On any given day, the site experiences a large amount of wind, cold, and fog off the San Francisco Bay.  At the same time, the views from the site toward the East Bay, waterfront, and downtown are unparalleled. It was important for the design team to create exterior spaces for the clients that would highlight and expand access to the landscape, while also considering the need for private refuge and comfort.

 The project draws inspiration from the landscape as a source of both prospect and refuge. In designing the front entry stair, the landscape architects took advantage of the challenging spatial conditions to create the additional terrace space necessary to access the views from the site, and to design an experiential journey leading from the driveway gate to the front door.  A carefully choreographed entry sequence leads the user along a sloped stone pathway and up the stair, which ascends through lush garden spaces that open out to overlooks and terraces offering wide views of the surrounding landscape.  The corten steel overlooks cantilever precipitously at the edge of the cliff, terminating in sheets of glass that dissolve the barrier between the user and the expansive landscape beyond.  While the overlooks invite the user to enjoy the views, a porous ground plane of steel grating intensifies the psychological and physical experience by permitting views downward to the substantial drop below.   Stepping from solid ground onto one of these overlooks triggers a variety of responses, from a sense of floating to one of vertigo.

The shade garden at the rear of the house buffers the residence from the adjacent neighbors’ home. Special care was taken to preserve and restore the existing walls and trees, which had significant unearthed potential. The space is accessible from the house, acting as a refuge from the wind and fog and opening up the residence for sheltered outdoor use.  At the focal point of the garden stands a weathered corten steel wall that anchors the decomposed granite and highlights the vibrancy of the flowering dogwood trees, and screening a fourteen-foot concrete retaining wall beyond. The garden’s design makes space for a meditative experience for daily yoga, while also acting as a spillover space for parties—a valuable contribution to the feeling of a private green sanctuary in an urban context.

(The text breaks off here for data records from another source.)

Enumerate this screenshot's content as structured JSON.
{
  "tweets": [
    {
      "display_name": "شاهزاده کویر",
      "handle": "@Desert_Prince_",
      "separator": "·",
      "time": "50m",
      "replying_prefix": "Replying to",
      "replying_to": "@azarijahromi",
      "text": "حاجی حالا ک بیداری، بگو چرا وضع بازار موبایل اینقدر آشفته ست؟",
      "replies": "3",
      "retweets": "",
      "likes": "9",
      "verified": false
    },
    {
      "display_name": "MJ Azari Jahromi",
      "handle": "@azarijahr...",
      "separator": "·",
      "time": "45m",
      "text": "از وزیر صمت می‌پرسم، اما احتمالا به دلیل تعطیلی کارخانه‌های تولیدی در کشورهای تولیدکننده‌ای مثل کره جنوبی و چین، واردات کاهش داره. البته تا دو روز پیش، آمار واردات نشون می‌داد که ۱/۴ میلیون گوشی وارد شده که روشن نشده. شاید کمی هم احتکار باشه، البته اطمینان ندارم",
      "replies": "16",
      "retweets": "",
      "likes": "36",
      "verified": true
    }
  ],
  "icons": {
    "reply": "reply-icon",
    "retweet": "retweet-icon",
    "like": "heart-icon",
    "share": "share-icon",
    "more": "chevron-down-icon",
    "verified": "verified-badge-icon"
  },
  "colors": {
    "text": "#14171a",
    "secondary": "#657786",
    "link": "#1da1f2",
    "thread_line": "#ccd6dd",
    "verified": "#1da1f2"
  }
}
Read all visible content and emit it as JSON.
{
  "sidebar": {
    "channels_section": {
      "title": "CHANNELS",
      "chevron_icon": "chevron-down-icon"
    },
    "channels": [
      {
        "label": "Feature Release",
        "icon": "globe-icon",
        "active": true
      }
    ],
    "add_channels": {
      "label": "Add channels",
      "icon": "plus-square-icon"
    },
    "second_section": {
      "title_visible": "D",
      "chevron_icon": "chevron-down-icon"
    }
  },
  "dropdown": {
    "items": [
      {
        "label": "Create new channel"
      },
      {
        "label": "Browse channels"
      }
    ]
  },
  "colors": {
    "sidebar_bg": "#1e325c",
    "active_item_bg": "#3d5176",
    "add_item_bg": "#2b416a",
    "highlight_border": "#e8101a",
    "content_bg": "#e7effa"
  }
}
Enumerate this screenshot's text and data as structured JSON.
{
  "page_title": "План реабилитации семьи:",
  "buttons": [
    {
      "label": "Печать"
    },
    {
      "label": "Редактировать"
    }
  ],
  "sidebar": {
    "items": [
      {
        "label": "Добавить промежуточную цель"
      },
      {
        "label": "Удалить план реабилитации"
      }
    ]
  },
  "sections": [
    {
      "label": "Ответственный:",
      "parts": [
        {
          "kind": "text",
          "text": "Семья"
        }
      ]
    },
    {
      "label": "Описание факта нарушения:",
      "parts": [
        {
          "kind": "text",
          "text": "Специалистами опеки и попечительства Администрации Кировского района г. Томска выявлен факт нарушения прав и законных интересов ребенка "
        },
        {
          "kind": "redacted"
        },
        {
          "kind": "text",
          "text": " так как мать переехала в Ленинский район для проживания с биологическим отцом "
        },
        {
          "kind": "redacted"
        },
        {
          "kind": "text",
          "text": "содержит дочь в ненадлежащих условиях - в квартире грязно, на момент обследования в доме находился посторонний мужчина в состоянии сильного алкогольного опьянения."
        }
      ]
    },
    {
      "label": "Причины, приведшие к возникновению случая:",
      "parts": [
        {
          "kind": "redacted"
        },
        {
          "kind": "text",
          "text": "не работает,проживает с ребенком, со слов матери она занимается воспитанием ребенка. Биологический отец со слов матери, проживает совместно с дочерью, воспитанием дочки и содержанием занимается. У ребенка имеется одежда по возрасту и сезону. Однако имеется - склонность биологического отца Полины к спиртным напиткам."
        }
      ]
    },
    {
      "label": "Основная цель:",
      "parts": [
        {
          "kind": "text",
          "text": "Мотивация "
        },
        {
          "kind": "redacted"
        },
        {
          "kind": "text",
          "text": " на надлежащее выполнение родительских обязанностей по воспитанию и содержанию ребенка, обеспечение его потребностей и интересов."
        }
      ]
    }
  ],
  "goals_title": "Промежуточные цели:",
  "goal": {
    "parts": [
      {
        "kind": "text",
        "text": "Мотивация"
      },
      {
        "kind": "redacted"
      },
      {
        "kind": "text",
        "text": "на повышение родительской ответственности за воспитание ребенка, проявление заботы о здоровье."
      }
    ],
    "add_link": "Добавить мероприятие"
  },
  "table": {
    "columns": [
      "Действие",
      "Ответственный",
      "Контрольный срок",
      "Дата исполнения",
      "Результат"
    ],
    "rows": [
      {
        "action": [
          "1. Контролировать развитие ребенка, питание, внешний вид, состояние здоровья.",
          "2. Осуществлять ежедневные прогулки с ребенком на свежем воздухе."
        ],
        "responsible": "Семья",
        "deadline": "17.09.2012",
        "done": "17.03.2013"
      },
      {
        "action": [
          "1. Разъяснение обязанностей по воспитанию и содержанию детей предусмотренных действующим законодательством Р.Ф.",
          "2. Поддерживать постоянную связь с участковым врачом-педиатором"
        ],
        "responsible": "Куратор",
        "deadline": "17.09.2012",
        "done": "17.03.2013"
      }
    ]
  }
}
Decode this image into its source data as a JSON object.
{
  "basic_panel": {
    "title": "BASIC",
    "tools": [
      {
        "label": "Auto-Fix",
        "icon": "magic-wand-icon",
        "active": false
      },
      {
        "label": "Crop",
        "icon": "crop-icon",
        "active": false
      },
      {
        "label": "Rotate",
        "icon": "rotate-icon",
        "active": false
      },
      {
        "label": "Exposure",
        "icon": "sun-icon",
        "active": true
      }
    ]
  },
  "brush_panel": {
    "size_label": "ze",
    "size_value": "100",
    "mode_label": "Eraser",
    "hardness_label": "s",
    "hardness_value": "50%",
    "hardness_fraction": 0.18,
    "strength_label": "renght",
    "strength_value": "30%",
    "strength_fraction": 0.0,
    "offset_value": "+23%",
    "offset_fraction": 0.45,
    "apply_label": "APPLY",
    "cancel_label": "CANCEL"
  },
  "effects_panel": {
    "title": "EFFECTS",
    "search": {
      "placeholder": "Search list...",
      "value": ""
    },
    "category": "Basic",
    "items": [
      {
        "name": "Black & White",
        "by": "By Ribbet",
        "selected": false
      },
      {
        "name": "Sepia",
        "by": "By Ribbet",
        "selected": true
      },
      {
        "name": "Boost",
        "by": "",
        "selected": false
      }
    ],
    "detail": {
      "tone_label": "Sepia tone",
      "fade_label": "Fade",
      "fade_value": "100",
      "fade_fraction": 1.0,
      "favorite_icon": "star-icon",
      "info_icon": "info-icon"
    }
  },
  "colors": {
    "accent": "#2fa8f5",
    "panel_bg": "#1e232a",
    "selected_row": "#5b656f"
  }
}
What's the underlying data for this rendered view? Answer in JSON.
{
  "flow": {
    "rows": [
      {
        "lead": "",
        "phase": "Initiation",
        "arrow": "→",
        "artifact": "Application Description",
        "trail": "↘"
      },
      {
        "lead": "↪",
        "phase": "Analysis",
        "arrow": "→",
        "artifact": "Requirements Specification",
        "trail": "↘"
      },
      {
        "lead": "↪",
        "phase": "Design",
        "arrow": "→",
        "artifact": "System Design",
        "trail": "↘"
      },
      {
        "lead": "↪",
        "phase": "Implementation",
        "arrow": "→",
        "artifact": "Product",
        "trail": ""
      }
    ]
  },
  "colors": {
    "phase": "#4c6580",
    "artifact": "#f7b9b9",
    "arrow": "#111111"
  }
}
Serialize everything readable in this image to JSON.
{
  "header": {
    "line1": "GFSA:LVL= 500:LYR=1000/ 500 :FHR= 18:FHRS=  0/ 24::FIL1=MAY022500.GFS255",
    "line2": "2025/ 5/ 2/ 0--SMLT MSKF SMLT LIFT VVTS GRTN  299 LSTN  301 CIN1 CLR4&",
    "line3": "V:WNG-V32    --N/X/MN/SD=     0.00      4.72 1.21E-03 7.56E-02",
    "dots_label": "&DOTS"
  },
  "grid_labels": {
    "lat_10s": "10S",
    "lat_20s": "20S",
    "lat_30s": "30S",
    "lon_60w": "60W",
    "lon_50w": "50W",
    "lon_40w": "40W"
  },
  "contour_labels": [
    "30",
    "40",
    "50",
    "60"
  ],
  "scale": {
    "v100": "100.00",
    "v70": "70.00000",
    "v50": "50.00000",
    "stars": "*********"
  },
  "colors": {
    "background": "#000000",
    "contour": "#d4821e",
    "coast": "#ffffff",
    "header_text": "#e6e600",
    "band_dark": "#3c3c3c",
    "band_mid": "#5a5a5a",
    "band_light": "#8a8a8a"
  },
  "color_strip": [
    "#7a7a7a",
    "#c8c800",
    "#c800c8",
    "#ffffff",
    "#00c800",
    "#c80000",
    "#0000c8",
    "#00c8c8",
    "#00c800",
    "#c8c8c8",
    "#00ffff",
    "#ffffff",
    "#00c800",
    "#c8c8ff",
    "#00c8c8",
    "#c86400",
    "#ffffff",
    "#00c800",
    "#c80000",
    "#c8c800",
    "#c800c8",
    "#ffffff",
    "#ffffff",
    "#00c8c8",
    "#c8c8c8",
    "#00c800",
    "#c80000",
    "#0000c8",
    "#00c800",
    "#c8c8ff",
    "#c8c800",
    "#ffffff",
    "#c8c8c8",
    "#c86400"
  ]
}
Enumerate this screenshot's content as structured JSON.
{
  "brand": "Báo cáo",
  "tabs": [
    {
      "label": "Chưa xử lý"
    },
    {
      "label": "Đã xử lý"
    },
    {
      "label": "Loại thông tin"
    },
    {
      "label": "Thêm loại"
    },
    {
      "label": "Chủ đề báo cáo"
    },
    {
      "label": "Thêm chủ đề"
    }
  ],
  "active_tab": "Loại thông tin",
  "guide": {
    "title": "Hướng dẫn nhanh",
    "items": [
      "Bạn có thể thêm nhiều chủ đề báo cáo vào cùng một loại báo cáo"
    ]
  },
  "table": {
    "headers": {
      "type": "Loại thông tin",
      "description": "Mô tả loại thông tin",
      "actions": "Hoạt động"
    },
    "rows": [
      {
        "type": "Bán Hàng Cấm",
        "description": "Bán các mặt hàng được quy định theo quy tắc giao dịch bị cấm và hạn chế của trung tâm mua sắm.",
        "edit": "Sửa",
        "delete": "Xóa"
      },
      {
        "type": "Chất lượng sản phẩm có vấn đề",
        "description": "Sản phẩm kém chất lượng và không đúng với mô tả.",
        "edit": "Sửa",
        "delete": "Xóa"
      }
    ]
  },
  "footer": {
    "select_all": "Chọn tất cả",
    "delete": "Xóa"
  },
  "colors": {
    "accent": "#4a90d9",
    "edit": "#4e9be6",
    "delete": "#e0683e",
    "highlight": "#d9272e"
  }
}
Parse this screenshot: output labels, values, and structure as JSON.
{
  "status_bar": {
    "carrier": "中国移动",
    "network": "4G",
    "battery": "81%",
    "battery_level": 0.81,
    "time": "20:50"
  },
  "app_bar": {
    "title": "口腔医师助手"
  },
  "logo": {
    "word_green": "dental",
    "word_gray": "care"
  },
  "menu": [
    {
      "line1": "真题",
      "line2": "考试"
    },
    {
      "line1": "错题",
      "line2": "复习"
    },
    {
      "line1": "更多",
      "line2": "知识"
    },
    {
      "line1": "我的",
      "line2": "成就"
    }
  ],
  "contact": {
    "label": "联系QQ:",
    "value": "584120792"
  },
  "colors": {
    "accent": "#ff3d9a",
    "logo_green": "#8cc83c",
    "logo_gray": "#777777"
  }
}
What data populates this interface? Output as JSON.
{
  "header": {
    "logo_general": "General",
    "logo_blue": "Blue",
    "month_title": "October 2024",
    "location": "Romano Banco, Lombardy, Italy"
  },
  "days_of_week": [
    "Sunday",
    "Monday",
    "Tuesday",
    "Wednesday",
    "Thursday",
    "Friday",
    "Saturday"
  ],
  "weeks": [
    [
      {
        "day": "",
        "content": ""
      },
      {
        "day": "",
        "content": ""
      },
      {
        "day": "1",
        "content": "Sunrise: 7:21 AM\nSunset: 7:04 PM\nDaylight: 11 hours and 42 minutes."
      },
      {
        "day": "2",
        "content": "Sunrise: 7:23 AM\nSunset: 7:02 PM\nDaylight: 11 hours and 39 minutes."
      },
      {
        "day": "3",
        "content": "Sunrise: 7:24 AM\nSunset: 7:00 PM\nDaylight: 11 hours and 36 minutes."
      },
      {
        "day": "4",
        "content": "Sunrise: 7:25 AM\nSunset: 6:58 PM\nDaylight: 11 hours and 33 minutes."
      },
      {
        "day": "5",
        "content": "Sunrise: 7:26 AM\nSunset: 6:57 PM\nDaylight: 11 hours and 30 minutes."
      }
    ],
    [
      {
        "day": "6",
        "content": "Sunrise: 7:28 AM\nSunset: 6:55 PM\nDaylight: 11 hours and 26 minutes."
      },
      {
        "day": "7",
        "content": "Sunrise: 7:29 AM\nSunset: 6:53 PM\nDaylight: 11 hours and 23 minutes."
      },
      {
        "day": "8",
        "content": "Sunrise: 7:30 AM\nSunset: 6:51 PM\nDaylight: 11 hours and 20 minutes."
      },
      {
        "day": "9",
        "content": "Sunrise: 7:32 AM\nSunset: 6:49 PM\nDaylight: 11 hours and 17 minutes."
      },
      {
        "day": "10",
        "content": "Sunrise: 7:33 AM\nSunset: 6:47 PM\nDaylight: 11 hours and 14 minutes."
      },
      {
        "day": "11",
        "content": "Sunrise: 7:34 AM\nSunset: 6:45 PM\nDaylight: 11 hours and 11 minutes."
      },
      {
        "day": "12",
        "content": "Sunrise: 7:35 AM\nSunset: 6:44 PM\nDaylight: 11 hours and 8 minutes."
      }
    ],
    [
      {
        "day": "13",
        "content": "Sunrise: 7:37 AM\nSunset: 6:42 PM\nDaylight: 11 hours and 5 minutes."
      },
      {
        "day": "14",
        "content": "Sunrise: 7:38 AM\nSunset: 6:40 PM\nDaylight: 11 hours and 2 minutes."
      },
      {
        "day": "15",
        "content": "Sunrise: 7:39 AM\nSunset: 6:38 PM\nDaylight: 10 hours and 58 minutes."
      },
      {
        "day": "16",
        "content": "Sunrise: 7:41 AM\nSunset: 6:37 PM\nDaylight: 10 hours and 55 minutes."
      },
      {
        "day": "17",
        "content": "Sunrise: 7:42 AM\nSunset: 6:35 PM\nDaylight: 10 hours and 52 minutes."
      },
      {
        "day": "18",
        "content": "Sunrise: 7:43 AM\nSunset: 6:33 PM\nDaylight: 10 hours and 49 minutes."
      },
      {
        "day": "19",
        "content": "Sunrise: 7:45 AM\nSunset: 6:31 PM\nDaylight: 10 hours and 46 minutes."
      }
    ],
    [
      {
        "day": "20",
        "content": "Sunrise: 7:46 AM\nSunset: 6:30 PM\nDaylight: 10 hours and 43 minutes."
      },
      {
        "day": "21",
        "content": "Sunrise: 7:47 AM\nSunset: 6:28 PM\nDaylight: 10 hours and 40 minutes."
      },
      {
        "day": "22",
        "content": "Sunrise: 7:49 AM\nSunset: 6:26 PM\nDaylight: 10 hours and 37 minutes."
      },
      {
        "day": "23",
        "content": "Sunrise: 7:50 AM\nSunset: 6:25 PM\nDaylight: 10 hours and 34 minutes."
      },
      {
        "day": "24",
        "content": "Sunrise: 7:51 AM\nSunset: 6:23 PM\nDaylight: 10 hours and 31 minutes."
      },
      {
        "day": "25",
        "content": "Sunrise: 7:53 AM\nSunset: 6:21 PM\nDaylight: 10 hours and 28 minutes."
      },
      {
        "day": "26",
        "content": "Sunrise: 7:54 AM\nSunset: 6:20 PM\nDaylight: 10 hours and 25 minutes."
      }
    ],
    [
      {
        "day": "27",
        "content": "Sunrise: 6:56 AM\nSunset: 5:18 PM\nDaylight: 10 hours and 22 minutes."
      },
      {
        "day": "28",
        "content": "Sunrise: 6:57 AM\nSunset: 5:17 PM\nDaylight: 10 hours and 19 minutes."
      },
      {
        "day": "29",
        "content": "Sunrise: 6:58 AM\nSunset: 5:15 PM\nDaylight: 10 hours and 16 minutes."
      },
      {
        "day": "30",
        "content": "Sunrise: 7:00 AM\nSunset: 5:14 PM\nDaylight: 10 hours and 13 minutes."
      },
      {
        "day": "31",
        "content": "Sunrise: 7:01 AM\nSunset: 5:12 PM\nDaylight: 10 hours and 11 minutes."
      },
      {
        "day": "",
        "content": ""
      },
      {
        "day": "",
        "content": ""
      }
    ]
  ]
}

The landscape architects were challenged to find materials that would blend with the brick paving yet contribute to the feeling of a modern home that the clients desired. The team chose corten steel for the terraces to blend with the warmth of the brick, and to stand in stark contrast to the soft plantings and rough cliff face. Honed gray basalt pavers serve as a neutral counterpoint to the brick. Together, the materials underscore a feeling of sanctuary within the urban context along with a visceral connection to the cliff edge.  Throughout the design process, the team was sensitive to opportunities for the reuse, preservation, and reclamation of materials. The reconfigured driveway was constructed using reclaimed bricks, while the restructured stairways create space for new plantings that were selected for their drought tolerance.  The landscape architects restored and updated the shade garden as an intimate, contemplative space defined by plantings and permeable surfaces.   The garden is visible from the kitchen and exercise room, and preserves most of the original trees while adding new plantings, a deck made of recycled rice hulls (serving as a platform for yoga), stone seating suited to contemplation, and a fire feature.  At the brick patio, a green roof planted with mixed succulents creates additional green space and regulates temperatures in the urban heat island.


Product Sources: FURNITURE

  • Shade Garden Fire Pit - Cuboid 80 Concrete fire pit by Concreteworks
  • Shade Garden hot stones - SOMA stones with radiant heat by Concreteworks


  • Zurn drains
  • NDS atrium and round brass grates
  • ACO Klassik K100 trench drain


  • Gate - Custom
  • Concrete boardformed walls - Scofield color #6063, Winter Beige

Product Sources: IRRIGATION



Product Sources: SOILS

Product Sources: HARDSCAPE

Product Sources: LIGHTING